- **Task description**
Across the entries below, please work out how many lines contain the string "storage" and give only the number.

Items from an interface collection:
|---|

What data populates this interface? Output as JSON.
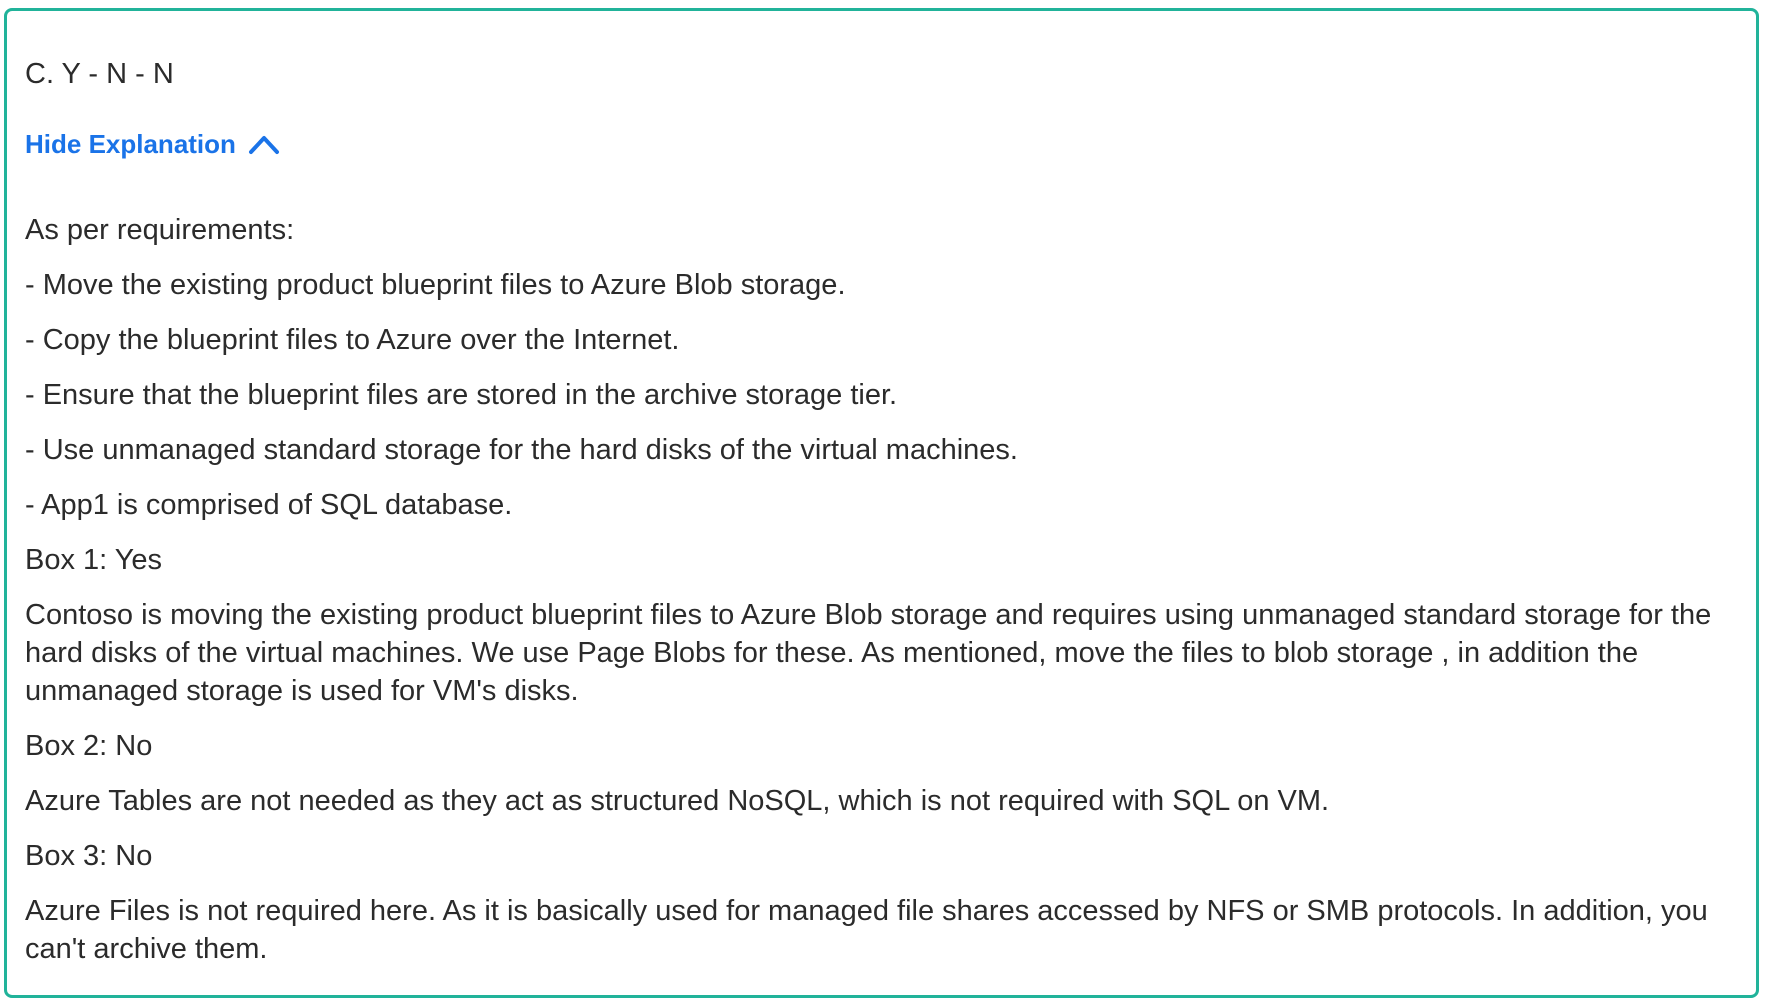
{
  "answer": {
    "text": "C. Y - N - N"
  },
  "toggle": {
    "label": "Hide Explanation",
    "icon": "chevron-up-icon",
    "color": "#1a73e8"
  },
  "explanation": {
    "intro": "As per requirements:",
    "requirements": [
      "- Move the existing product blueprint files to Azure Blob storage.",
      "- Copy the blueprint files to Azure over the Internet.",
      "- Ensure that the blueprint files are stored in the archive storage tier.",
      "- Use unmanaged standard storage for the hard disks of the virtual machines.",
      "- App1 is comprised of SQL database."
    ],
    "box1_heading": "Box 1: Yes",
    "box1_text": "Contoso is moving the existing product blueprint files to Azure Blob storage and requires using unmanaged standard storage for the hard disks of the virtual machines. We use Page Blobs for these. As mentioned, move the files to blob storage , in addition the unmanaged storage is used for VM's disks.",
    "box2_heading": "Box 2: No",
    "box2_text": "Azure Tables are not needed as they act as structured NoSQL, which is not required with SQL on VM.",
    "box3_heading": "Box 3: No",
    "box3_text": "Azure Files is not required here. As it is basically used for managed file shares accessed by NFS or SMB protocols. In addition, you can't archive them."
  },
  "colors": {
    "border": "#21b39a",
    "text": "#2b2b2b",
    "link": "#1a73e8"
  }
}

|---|

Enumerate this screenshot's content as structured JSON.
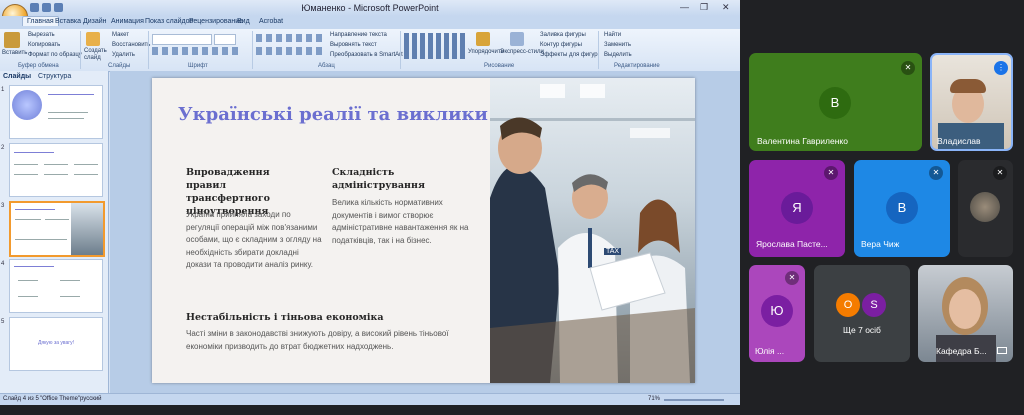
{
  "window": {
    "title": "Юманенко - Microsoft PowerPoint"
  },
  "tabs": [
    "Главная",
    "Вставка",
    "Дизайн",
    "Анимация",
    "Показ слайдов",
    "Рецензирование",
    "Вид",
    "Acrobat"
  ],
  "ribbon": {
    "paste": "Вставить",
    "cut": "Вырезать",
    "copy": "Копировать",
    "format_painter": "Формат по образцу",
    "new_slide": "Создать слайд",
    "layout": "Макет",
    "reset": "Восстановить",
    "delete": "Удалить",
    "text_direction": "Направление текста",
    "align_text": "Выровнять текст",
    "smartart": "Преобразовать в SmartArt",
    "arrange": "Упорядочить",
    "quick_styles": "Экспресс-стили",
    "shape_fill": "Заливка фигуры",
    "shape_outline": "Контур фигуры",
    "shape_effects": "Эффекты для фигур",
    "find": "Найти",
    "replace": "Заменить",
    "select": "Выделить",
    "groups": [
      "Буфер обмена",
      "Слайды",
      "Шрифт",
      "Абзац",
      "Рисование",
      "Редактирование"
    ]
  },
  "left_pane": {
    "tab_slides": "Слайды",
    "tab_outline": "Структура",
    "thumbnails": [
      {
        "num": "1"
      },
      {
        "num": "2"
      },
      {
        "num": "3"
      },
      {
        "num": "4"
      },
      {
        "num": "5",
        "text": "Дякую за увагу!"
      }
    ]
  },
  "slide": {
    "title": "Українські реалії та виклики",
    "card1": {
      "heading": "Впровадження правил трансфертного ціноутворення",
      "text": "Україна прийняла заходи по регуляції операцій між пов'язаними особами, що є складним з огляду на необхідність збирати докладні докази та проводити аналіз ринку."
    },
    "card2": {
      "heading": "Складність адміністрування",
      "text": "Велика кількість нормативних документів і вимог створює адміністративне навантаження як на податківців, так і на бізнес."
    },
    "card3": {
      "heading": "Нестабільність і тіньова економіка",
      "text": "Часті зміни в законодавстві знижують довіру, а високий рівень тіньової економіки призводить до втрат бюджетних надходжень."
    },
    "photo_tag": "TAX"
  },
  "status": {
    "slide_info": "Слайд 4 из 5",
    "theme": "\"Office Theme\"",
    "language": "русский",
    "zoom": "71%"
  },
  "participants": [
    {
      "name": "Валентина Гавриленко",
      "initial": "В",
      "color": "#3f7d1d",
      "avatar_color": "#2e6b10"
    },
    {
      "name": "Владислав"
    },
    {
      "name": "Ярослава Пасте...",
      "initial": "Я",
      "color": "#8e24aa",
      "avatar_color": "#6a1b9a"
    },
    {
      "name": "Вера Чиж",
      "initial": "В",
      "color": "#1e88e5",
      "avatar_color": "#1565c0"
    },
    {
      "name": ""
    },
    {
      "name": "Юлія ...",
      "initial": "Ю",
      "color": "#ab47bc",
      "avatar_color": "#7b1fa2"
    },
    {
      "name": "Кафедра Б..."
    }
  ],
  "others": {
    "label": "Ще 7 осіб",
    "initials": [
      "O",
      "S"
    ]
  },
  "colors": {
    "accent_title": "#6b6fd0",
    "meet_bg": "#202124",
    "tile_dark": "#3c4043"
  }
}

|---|

- **Exercise solution**
4